(This post was originally written for SOFREP’s “Hot Extract” column. Many changes took place at SOFREP and Hot Extract was either abandoned, or it became all about games or something. Anyway, I wanted to re-post this as part of my WWI 100th Anniversary Extravaganza that never panned out. Well, I couldn’t find where I’d saved the file. I requested the articles I wrote for SOFREP from my old contact there and never even got a reply. They weren’t using them, as all the movie and book reviews we did for them were vanished from cyberspace, but they might very well still be saved there. Oh, well. But then I finally found my own copies saved in a subdirectory on a flash drive I’d misplaced. So here ya go.)

The Blue Max

 

About a gazillion books have been written, and movies made, about the Second World War. Only a fraction of that have dealt with the FIrst. Of them, this is one of the best.

The protagonist is the antihero Bruno Stachel, who leaves the living hell of the infantry to join the burgeoning German Air Service and make a name for himself. This isn’t just a chance to escape the misery of the trenches, but also the lower caste he was born into (remember Napoleon Bonaparte was a Corsican peasant who managed to get a commission in the artillery because that was a young branch at the time, too).

But Stachel is a little too eager to distinguish himself. He sets his sights on winning the Blue Max, which requires 20 confirmed kills. His cold, dogged pursuit of this goal is, frankly, similar to that of a hardcorps gamer trying to get the high score/next level on a videogame–only dealing out death to real live human beings, of course, instead of A.I. generated digital targets.

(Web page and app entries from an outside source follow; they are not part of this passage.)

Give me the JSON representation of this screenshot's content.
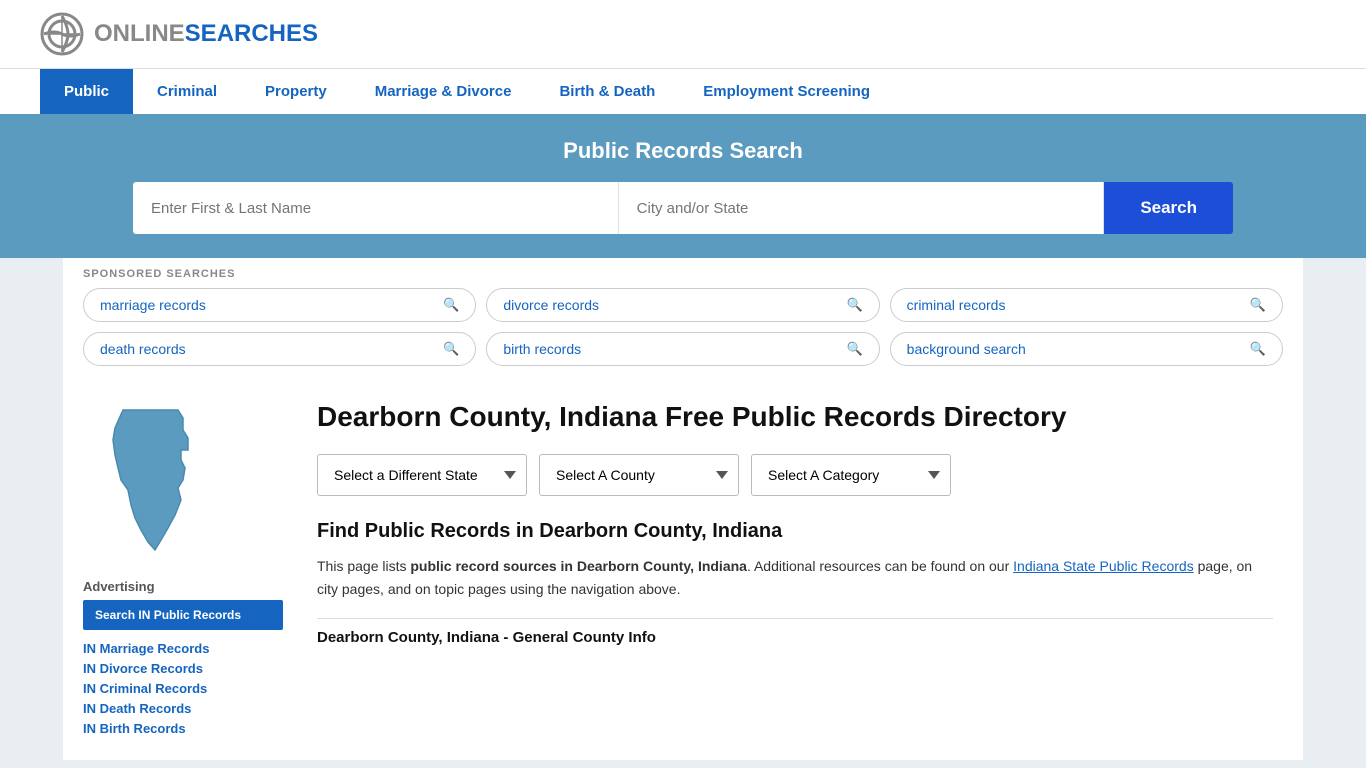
{
  "logo": {
    "text_online": "ONLINE",
    "text_searches": "SEARCHES"
  },
  "nav": {
    "items": [
      {
        "label": "Public",
        "active": true
      },
      {
        "label": "Criminal",
        "active": false
      },
      {
        "label": "Property",
        "active": false
      },
      {
        "label": "Marriage & Divorce",
        "active": false
      },
      {
        "label": "Birth & Death",
        "active": false
      },
      {
        "label": "Employment Screening",
        "active": false
      }
    ]
  },
  "search_banner": {
    "title": "Public Records Search",
    "name_placeholder": "Enter First & Last Name",
    "location_placeholder": "City and/or State",
    "button_label": "Search"
  },
  "sponsored": {
    "label": "SPONSORED SEARCHES",
    "tags": [
      {
        "text": "marriage records"
      },
      {
        "text": "divorce records"
      },
      {
        "text": "criminal records"
      },
      {
        "text": "death records"
      },
      {
        "text": "birth records"
      },
      {
        "text": "background search"
      }
    ]
  },
  "sidebar": {
    "ad_label": "Advertising",
    "ad_button": "Search IN Public Records",
    "links": [
      {
        "text": "IN Marriage Records"
      },
      {
        "text": "IN Divorce Records"
      },
      {
        "text": "IN Criminal Records"
      },
      {
        "text": "IN Death Records"
      },
      {
        "text": "IN Birth Records"
      }
    ]
  },
  "content": {
    "page_title": "Dearborn County, Indiana Free Public Records Directory",
    "dropdowns": {
      "state": "Select a Different State",
      "county": "Select A County",
      "category": "Select A Category"
    },
    "find_title": "Find Public Records in Dearborn County, Indiana",
    "find_desc_1": "This page lists ",
    "find_desc_bold": "public record sources in Dearborn County, Indiana",
    "find_desc_2": ". Additional resources can be found on our ",
    "find_link": "Indiana State Public Records",
    "find_desc_3": " page, on city pages, and on topic pages using the navigation above.",
    "county_info_title": "Dearborn County, Indiana - General County Info"
  }
}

I have both watched the movie and read the book, and both are well-crafted.

In the movie, the cinematography is pretty and the aerial combat scenes are kick-ass, especially considering they were filmed WAAAAAAAAAAAY before CGI, and most of the Hollywood magic that preceded it.

In the book, Stachel is even more ruthless. Translate that “less sympathetic.” He commits murder at one point to eliminate competition in the form of a fellow pilot who considered him a friend. And he’s an alcoholic on top of everything else.

The ending is strikingly different between the film and the novel, but I’m not going to give either one away. I at least recommend watching the movie. Solid performances are put in by George Peppard (playing well under his age) and Ursula Andress. Personally I appreciated the visual comparisons of trench warfare to air combat. I found all the visuals striking, even before I became attentive to such things in film.